In college, I remember telling my poetry professor that I didn’t like editing my poems. That it felt like I was taking some of its magic and significance away. That I preferred it raw and “real”. It felt watered down, too technical and unemotional, and not as impactful when I would go in to tear it apart to “fix” it.
I guess the mistake on my part was thinking that this process of editing is anything like “fixing”. I also think that it correlates to my childhood wounds where I felt my mom was always trying to make me into someone I wasn’t by telling me to change this thing and that thing, all these parts of me. And so to take something, like a poem, that was seemingly poured from my heart, and trying to make sense of the process of editing to make the piece “better”, just made it feel like it was not good enough to start with.

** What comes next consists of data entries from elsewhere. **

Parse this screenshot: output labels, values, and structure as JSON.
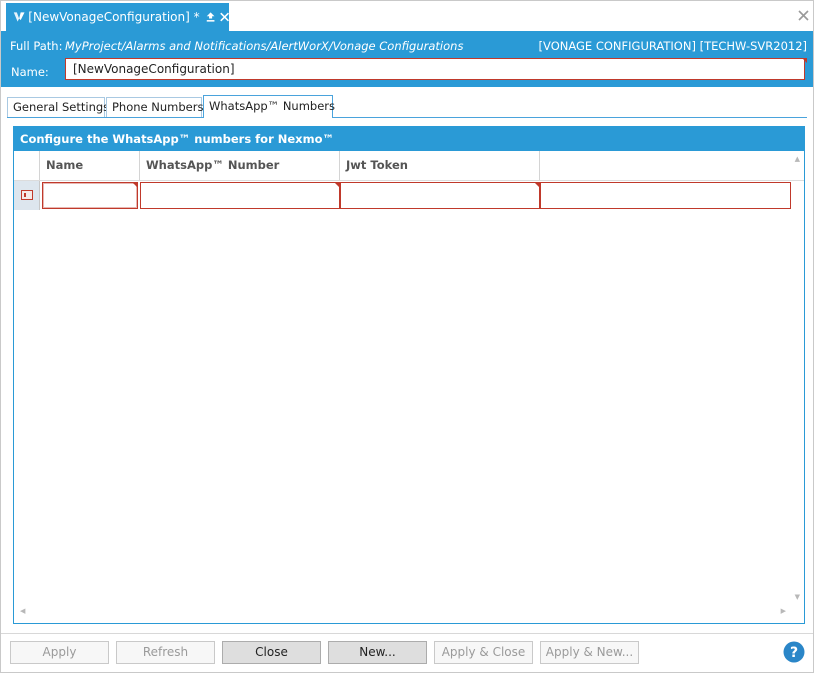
{
  "document_tab": {
    "title": "[NewVonageConfiguration] *",
    "logo_icon": "vonage-logo",
    "pin_icon": "pin-icon",
    "close_icon": "close-icon"
  },
  "window": {
    "close_icon": "close-icon"
  },
  "header": {
    "full_path_label": "Full Path:",
    "full_path_value": "MyProject/Alarms and Notifications/AlertWorX/Vonage Configurations",
    "server_info": "[VONAGE CONFIGURATION] [TECHW-SVR2012]",
    "name_label": "Name:",
    "name_value": "[NewVonageConfiguration]"
  },
  "tabs": [
    {
      "label": "General Settings",
      "active": false
    },
    {
      "label": "Phone Numbers",
      "active": false
    },
    {
      "label": "WhatsApp™ Numbers",
      "active": true
    }
  ],
  "panel": {
    "title": "Configure the WhatsApp™ numbers for Nexmo™",
    "columns": [
      "Name",
      "WhatsApp™ Number",
      "Jwt Token",
      ""
    ],
    "rows": [
      {
        "name": "",
        "whatsapp_number": "",
        "jwt_token": ""
      }
    ]
  },
  "buttons": [
    {
      "label": "Apply",
      "enabled": false
    },
    {
      "label": "Refresh",
      "enabled": false
    },
    {
      "label": "Close",
      "enabled": true
    },
    {
      "label": "New...",
      "enabled": true
    },
    {
      "label": "Apply & Close",
      "enabled": false
    },
    {
      "label": "Apply & New...",
      "enabled": false
    }
  ],
  "colors": {
    "accent": "#2a9ad6",
    "error_border": "#c0392b",
    "help_icon": "#2a86c8"
  },
  "icons": {
    "help": "help-icon",
    "row_edit": "row-edit-icon"
  }
}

And this was the problem too, I think, because when we are always sensitive to not being accepted or seen, we perhaps, some of us, cling even more to certain parts of our identities. Rebelling and exaggerating and defending what feels “real”. I felt those first drafts of my poems were real. So I didn’t want to do anything that would signify erasing it, since I have felt erased all my life.